Enhancing left atrial thrombus
Thrombus formation can be caused by hypercoagulable states, systolic dysfunction with wall motion abnormalities, atrial fibrillation, valvular abnormalities, or artificial devices. Thrombi are the most common cause of an intracardiac mass. These are most common in LA and LV. They are at increased risk for systemic embolism.
It typically appears as a hypodense, low-attenuation filling defect in a contrast pool within a cardiac chamber and may be differentiated from primary and secondary tumors by knowledge of predisposing risk factors, attachment location, shape, and lack of mobility. But it is not without false positive and false negative diagnosis.
Chronic thrombi may develop spotty calcifications. Unfortunately, this feature has not been shown to significantly differentiate thrombus from atrial myxoma. The left atrial appendage (LAA) is the main location of thrombus formation, predominantly in patients with nonvalvular AF. Atrial thrombi, also commonly occur along the posterior wall of the LA. There are now cases of atrial thrombi arising from inter-atrial septum in the newly described left atrial septal pouch as another potential location of atrial thrombus.

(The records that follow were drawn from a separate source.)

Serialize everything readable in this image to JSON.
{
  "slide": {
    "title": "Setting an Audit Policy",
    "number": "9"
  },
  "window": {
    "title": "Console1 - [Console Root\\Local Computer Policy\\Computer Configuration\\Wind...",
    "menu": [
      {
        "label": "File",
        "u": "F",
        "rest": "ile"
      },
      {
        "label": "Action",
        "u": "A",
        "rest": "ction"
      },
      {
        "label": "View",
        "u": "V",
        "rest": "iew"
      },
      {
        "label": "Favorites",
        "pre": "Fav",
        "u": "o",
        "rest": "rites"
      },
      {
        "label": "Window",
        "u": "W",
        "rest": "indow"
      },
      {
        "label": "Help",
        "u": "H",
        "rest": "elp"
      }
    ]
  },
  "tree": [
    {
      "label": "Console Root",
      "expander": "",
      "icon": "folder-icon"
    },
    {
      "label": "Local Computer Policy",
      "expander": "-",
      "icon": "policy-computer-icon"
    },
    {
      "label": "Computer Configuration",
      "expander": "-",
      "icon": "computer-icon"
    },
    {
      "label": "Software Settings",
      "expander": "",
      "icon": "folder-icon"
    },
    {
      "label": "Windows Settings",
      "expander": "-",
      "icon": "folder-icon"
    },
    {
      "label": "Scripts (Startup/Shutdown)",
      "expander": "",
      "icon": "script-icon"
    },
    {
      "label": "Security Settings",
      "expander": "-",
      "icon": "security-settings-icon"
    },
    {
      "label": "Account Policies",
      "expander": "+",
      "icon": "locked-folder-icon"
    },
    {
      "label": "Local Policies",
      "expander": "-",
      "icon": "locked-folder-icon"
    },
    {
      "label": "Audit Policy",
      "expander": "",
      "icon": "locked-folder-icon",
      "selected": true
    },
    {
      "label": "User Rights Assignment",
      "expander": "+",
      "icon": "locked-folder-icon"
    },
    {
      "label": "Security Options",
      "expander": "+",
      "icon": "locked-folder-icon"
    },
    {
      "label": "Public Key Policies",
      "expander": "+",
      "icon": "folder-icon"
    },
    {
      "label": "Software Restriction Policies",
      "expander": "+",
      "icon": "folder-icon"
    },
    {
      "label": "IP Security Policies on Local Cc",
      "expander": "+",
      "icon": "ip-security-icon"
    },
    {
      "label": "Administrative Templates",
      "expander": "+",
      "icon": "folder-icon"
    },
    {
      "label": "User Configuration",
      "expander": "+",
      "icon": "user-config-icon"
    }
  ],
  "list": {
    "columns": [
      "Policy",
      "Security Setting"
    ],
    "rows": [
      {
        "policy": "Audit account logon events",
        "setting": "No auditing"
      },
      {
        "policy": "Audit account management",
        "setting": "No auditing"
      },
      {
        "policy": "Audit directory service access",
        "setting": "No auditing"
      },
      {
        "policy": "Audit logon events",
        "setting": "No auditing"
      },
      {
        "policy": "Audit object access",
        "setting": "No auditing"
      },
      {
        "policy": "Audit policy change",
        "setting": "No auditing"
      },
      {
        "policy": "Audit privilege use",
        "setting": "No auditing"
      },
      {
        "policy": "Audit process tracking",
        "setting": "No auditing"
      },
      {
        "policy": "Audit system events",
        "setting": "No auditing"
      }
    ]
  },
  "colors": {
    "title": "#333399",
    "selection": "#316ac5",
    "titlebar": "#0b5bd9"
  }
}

Although useful imaging characteristics of myxomas and thrombi can be found on CT, potential overlap in the imaging findings may result in persisting uncertainty in the differentiation of the two disorders. Therefore, alternative imaging approaches such as MRI with superior tissue characterization with higher temporal resolution should also be considered.